The entries are to be given again in full. Every word must match.
****
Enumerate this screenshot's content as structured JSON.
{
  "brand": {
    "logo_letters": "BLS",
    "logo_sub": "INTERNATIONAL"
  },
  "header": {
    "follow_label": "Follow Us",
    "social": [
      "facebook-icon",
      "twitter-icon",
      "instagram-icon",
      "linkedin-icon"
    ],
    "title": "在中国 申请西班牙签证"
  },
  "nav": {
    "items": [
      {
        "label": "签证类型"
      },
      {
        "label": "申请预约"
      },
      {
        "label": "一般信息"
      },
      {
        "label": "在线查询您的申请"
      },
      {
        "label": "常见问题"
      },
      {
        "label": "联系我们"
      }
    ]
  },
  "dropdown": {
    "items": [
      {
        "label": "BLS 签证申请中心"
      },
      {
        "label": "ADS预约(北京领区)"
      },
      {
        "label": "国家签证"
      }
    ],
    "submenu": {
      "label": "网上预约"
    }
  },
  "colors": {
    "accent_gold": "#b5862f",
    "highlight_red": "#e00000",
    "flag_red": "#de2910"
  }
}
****
> _Problem solution_
Enumerate this screenshot's content as structured JSON.
{
  "brand": {
    "logo_letters": "BLS",
    "logo_sub": "INTERNATIONAL"
  },
  "header": {
    "follow_label": "Follow Us",
    "social": [
      "facebook-icon",
      "twitter-icon",
      "instagram-icon",
      "linkedin-icon"
    ],
    "title": "在中国 申请西班牙签证"
  },
  "nav": {
    "items": [
      {
        "label": "签证类型"
      },
      {
        "label": "申请预约"
      },
      {
        "label": "一般信息"
      },
      {
        "label": "在线查询您的申请"
      },
      {
        "label": "常见问题"
      },
      {
        "label": "联系我们"
      }
    ]
  },
  "dropdown": {
    "items": [
      {
        "label": "BLS 签证申请中心"
      },
      {
        "label": "ADS预约(北京领区)"
      },
      {
        "label": "国家签证"
      }
    ],
    "submenu": {
      "label": "网上预约"
    }
  },
  "colors": {
    "accent_gold": "#b5862f",
    "highlight_red": "#e00000",
    "flag_red": "#de2910"
  }
}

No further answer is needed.